With a force of only five people, the industrial hygiene team, located at suite 130 at the General Leonard Wood Army Community Hospital, monitors workplace health and safety for every employee and Soldier on the installation.

According to Ralph Armistead, program manager, their job requires a wide breadth of specializations, such as medicine, noise reduction, chemistry and even engineering.

"A lot of people don't know what our organization does," he said. "Withstanding things like colds, flus, and heat injuries, industrial hygiene is kind of the eyes and ears of preventative medicine on the installation."

The team works to identify possible health risks, from something seemingly innocuous such as improper office lighting to more severe threats, such as chemical exposure.

"We look at health hazards in the workplace -- anything that may impact the worker," said Barbara Briner, industrial hygienist. "It could be anything from chemical exposure to ventilation issues, ergonomic issues, indoor air quality issues, noise hazards."

Hygienists' process requires multiple scientific steps, Briner said.

"When we go out and do our initial surveys, we determine if we need to follow up with any additional sampling," she said. "We may decide that they're using a bunch of solvents, so we look at the safety data sheets, and then we determine if we need to sample for (chemicals), and if so, then we set up some air sampling pumps."

After obtaining samples, they are sent to a laboratory for analysis, and results are sent back. If a problematic presence is detected, she said, administrative controls, engineering controls or personal protective equipment is put in place.

He encouraged supervisors and brigade commanders to reach out to his team to prevent any future health effects which could decrease readiness. Armistead assured anyone nervous about inspection that his goal is not punitive.

"We don't go out there to the workplace with a check sheet and say, 'you're in violation,'" he said. "We work with them side-by-side to make sure that worker is healthy, that the Soldier is healthy."

Industrial Hygiene Technician Daniel Carroll, who is also a trained first responder, echoed Armistead's perception.

"Once (people) know and understand what we do and why we're there, they start to (open up) -- and it takes a while sometimes, because they (may think) 'oh, safety is going to come in and have us do this, or shut down this, they're going to interrupt our operations,'" he said. "(My team) is about 'how do we help you continue operations?'"

The industrial hygiene team also inspects training grounds and ranges.

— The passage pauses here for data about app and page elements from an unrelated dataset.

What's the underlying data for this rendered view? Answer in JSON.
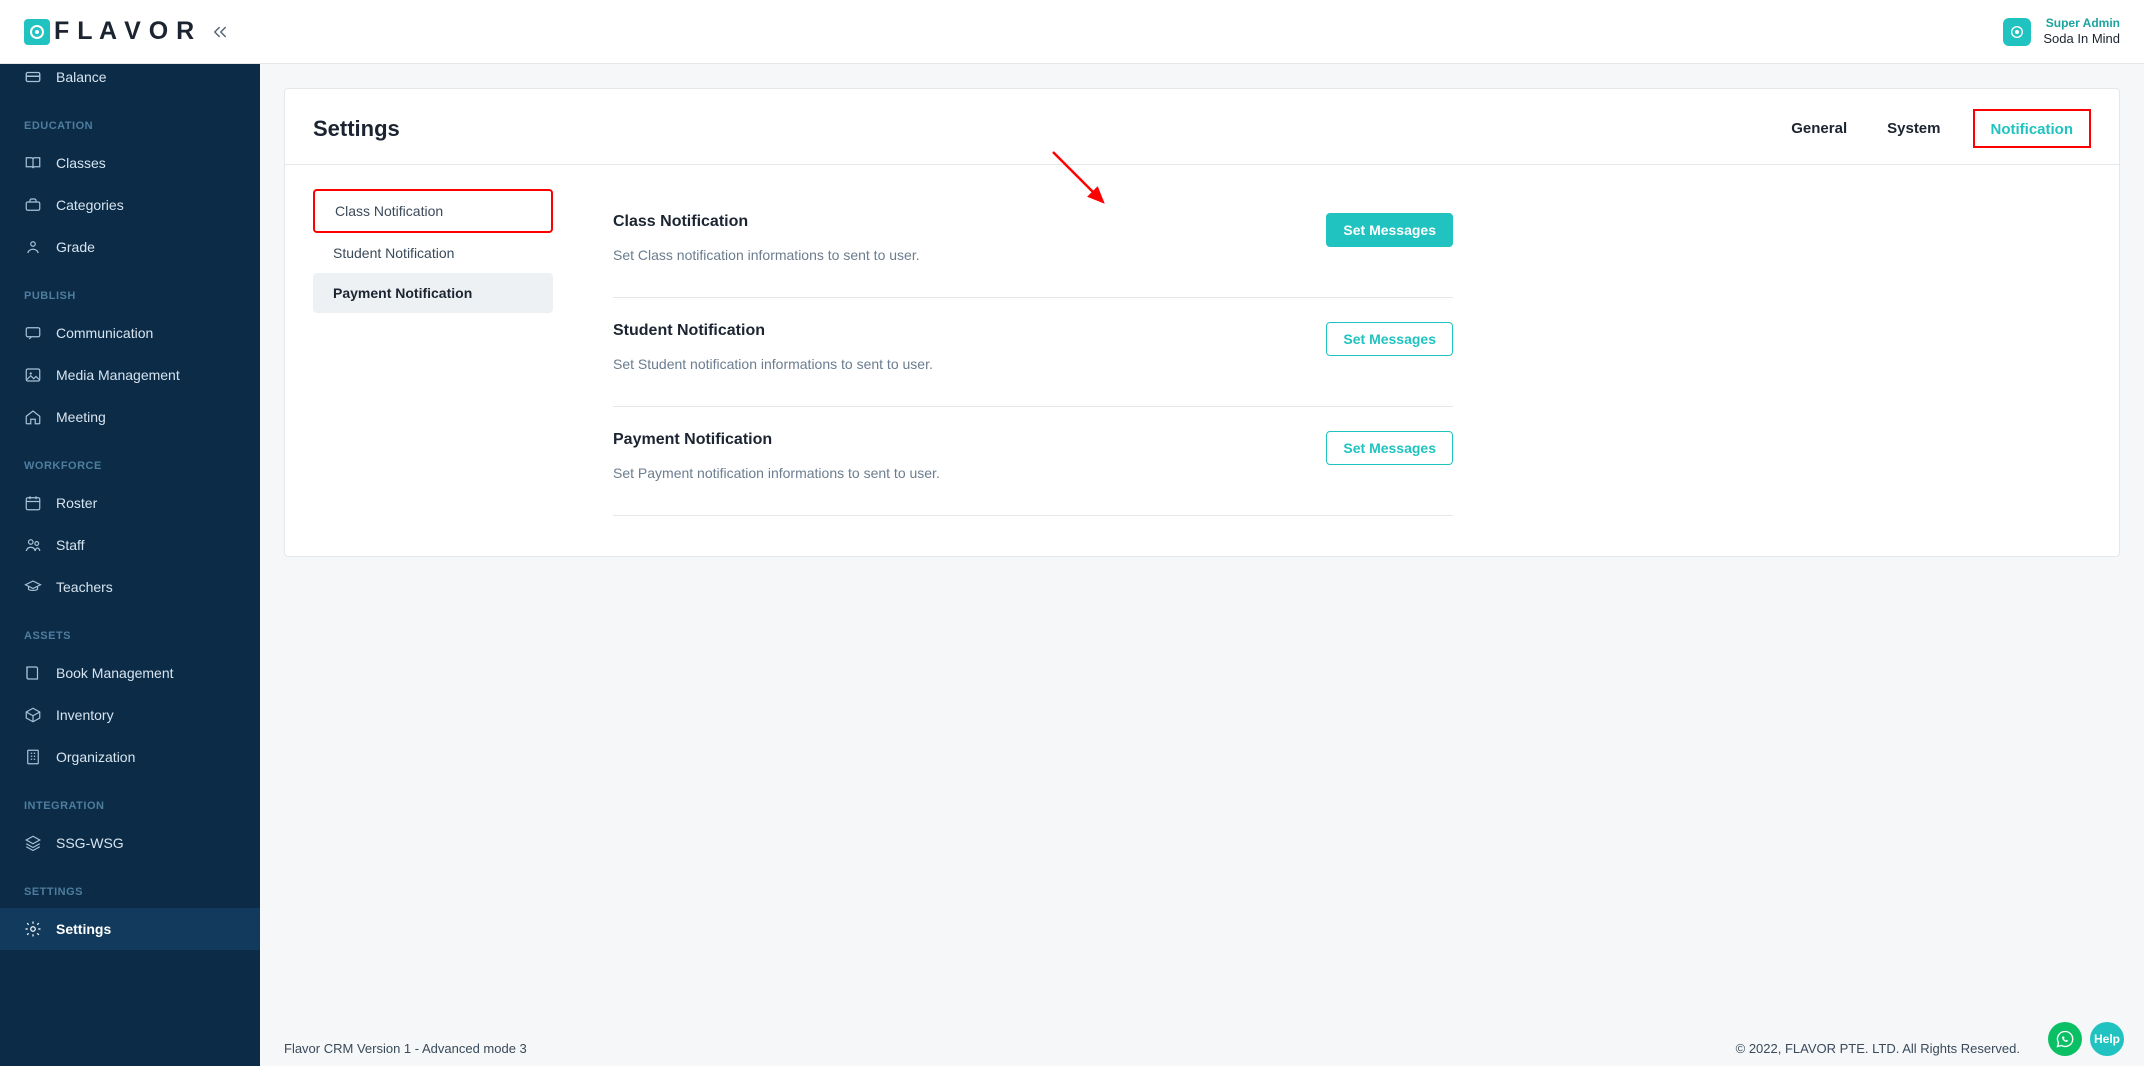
{
  "header": {
    "brand": "F L A V O R",
    "user_role": "Super Admin",
    "user_name": "Soda In Mind"
  },
  "sidebar": {
    "balance_label": "Balance",
    "sections": [
      {
        "title": "EDUCATION",
        "items": [
          {
            "label": "Classes",
            "icon": "book-open"
          },
          {
            "label": "Categories",
            "icon": "briefcase"
          },
          {
            "label": "Grade",
            "icon": "user-graduate"
          }
        ]
      },
      {
        "title": "PUBLISH",
        "items": [
          {
            "label": "Communication",
            "icon": "chat"
          },
          {
            "label": "Media Management",
            "icon": "image"
          },
          {
            "label": "Meeting",
            "icon": "home"
          }
        ]
      },
      {
        "title": "WORKFORCE",
        "items": [
          {
            "label": "Roster",
            "icon": "calendar"
          },
          {
            "label": "Staff",
            "icon": "people"
          },
          {
            "label": "Teachers",
            "icon": "grad-cap"
          }
        ]
      },
      {
        "title": "ASSETS",
        "items": [
          {
            "label": "Book Management",
            "icon": "book"
          },
          {
            "label": "Inventory",
            "icon": "box"
          },
          {
            "label": "Organization",
            "icon": "building"
          }
        ]
      },
      {
        "title": "INTEGRATION",
        "items": [
          {
            "label": "SSG-WSG",
            "icon": "layers"
          }
        ]
      },
      {
        "title": "SETTINGS",
        "items": [
          {
            "label": "Settings",
            "icon": "gear",
            "active": true
          }
        ]
      }
    ]
  },
  "page": {
    "title": "Settings",
    "tabs": [
      {
        "label": "General"
      },
      {
        "label": "System"
      },
      {
        "label": "Notification",
        "active": true,
        "highlight": true
      }
    ],
    "subnav": [
      {
        "label": "Class Notification",
        "highlight": true
      },
      {
        "label": "Student Notification"
      },
      {
        "label": "Payment Notification",
        "selected": true
      }
    ],
    "sections": [
      {
        "title": "Class Notification",
        "desc": "Set Class notification informations to sent to user.",
        "button": "Set Messages",
        "button_style": "primary",
        "arrow": true
      },
      {
        "title": "Student Notification",
        "desc": "Set Student notification informations to sent to user.",
        "button": "Set Messages",
        "button_style": "outline"
      },
      {
        "title": "Payment Notification",
        "desc": "Set Payment notification informations to sent to user.",
        "button": "Set Messages",
        "button_style": "outline"
      }
    ]
  },
  "footer": {
    "left": "Flavor CRM Version 1 - Advanced mode 3",
    "right": "© 2022, FLAVOR PTE. LTD. All Rights Reserved.",
    "help_label": "Help"
  }
}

Glen Werner, an industrial hygienist with a background in chemistry and a long history at Fort Leonard Wood, recalled a specific instance when his team's work improved the quality of training and possibly saved lives.

"During the Bosnia conflict, Fort Leonard Wood was training all kinds of Soldiers from many bases on how to demine -- how to deactivate mines," he said. "Instead of using sand or soil, from WWII on, they had been using sawdust."

"Sawdust is nonabrasive, it would not wear down the threads (on vehicles), (and) it was lighter than soil, so it made it easier," he said. "One of the instructors was having asthma attacks and we finally figured out it was caused by sawdust."

According to Al Petru, industrial hygienist, the team has monitored and surveyed the Chemical Defense Training Facility since it first arrived at Fort Leonard Wood.

In addition to verifying proper lighting conditions, "we make sure that the engineering controls are working so when (CDTF) does their thing, nobody gets a breath of that stuff," Armistead said.

All employees of the industrial hygiene staff are hazmat trained and even assist the fire department in hazard reduction, he said.

Armistead and his staff encouraged any installation employee, supervisor, Soldier or commander to contact them about safety concerns in their workplace at 573.596.9255.